Tinder isn’t using encryption to keep your photos safe from strangers who are sharing the same coffee shop Wi-Fi as you, security researchers found in a report today. Researchers from the Tel Aviv-based firm Checkmarx found that Tinder’s iOS and Android mobile apps still lack basic HTTPS encryption, meaning that anyone sharing the same Wi-Fi as you can see your Tinder photos or add their own into the photostream.
The firm built a proof-of-concept app called TinderDrift, demoed on YouTube, that can reconstruct a user’s session on Tinder if that person is sharing the same Wi-Fi. Although swipes and matches on Tinder remain HTTPS-encrypted, potential hackers on the network can still tell encrypted commands apart due to the specific patterns of bytes that represent a left swipe, a right swipe, a Super Like, and a match, according to Checkmarx.

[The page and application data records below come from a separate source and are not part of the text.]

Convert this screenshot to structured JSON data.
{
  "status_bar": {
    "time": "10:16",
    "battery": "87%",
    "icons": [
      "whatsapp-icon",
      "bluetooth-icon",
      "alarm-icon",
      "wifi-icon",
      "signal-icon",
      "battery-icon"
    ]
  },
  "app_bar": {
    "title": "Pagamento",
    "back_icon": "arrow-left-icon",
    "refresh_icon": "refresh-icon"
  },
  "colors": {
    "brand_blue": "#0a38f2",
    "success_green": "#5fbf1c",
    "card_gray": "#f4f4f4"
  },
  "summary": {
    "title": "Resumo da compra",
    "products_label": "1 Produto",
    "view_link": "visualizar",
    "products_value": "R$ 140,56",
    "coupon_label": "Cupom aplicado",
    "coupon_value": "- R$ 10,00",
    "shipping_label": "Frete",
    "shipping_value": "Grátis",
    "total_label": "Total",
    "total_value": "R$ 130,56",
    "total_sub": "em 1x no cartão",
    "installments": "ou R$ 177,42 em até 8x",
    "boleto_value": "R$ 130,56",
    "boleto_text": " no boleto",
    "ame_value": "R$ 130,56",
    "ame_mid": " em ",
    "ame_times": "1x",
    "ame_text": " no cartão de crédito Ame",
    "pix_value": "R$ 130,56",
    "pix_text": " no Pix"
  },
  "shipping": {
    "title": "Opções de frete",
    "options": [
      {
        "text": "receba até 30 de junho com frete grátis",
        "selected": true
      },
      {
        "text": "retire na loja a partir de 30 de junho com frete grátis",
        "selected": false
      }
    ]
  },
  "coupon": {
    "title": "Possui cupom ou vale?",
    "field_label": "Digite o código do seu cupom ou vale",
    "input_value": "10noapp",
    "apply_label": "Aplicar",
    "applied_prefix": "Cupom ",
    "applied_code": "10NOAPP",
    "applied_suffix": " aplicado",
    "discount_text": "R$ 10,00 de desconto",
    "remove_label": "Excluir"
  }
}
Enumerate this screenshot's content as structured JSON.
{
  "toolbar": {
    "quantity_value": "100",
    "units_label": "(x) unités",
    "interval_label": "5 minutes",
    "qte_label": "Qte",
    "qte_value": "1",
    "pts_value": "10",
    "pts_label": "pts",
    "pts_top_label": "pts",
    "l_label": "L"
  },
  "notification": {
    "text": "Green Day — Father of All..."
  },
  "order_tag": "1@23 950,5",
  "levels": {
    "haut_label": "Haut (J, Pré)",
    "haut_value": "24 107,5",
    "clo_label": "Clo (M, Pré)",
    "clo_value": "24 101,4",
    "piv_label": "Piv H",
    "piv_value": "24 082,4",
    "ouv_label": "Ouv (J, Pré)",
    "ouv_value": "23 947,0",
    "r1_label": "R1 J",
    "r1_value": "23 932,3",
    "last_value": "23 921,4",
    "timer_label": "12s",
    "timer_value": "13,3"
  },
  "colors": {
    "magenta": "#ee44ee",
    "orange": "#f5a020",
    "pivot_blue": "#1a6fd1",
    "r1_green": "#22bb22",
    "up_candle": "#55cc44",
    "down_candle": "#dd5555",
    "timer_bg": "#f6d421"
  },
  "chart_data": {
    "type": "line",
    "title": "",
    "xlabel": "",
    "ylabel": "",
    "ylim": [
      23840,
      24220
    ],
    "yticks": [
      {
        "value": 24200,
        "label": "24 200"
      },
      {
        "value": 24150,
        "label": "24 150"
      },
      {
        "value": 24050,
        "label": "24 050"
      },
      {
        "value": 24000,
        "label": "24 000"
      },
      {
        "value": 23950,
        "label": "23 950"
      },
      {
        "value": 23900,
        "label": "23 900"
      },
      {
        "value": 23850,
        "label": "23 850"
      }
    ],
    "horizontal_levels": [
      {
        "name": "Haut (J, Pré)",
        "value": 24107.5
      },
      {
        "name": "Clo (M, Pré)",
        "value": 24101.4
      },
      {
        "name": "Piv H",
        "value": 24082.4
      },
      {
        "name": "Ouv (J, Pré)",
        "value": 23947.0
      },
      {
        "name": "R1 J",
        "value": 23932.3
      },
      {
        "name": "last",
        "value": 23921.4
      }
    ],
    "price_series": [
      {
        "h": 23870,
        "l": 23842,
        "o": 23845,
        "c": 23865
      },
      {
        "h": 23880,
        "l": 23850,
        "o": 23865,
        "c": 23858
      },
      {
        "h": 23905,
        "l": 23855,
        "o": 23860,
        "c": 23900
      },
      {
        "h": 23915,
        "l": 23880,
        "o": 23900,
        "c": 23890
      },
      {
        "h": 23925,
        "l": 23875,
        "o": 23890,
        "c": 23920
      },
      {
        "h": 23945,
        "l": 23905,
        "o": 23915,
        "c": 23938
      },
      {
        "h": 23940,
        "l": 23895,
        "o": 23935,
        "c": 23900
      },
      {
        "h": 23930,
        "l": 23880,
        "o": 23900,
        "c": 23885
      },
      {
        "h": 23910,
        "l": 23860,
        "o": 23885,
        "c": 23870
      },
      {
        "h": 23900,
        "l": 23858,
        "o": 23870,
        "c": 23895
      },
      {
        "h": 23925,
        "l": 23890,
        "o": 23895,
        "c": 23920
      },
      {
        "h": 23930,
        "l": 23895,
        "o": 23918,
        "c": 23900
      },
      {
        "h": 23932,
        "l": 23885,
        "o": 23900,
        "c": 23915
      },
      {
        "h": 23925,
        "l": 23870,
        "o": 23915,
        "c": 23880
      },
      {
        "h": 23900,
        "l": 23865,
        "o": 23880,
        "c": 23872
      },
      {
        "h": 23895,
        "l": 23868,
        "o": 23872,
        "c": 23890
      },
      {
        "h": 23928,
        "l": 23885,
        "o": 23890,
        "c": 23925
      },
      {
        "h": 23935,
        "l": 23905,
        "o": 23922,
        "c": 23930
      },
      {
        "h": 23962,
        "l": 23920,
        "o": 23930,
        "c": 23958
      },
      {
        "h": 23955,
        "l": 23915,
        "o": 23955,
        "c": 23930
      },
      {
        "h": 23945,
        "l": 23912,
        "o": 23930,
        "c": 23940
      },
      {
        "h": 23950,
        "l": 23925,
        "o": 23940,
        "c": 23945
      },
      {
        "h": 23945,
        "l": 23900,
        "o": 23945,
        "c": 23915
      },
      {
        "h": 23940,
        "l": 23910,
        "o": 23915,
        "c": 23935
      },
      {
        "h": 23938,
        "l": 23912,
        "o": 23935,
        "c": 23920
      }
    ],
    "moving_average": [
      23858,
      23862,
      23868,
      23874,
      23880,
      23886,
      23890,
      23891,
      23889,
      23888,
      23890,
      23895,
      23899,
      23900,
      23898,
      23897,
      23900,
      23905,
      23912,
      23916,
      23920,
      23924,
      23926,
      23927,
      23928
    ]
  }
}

The researchers say that by combining the intercepted photos with the monitoring of the encrypted commands, hackers could figure out almost everything a Tinder user is seeing and doing. Checkmarx also suggests that hackers with knowledge of a user’s sexual preferences and other private information could potentially blackmail users, or swap the photos a user sees for inappropriate content or rogue advertising. The only thing that remains private is messages and photos sent between users after a match.
HTTPS encryption is a standard protocol used by most websites these days, according to statistics from Mozilla. As of January this year, 68 percent of the internet is encrypted with HTTPS. That means there’s a secure lock symbol next to the URL in your address bar; and while HTTPS isn’t foolproof, it’s still basic protection from hackers.
Tinder responded in a statement to The Verge that the unencrypted photos are profile pictures, and Tinder is a free global platform, so the pictures are “available to anyone swiping on the app” anyway.
It hinted at working on more security measures: “Like every other technology company, we are constantly improving our defenses in the battle against malicious hackers. For example, our desktop and mobile web platforms already encrypt profile images, and we are working towards encrypting images on our app experience as well.”
Tinder also added that it wouldn’t give out any specific information about what those improved defenses would look like, saying, “However, we do not go into any further detail on the specific security tools we use or enhancements we may implement to avoid tipping off would-be hackers.”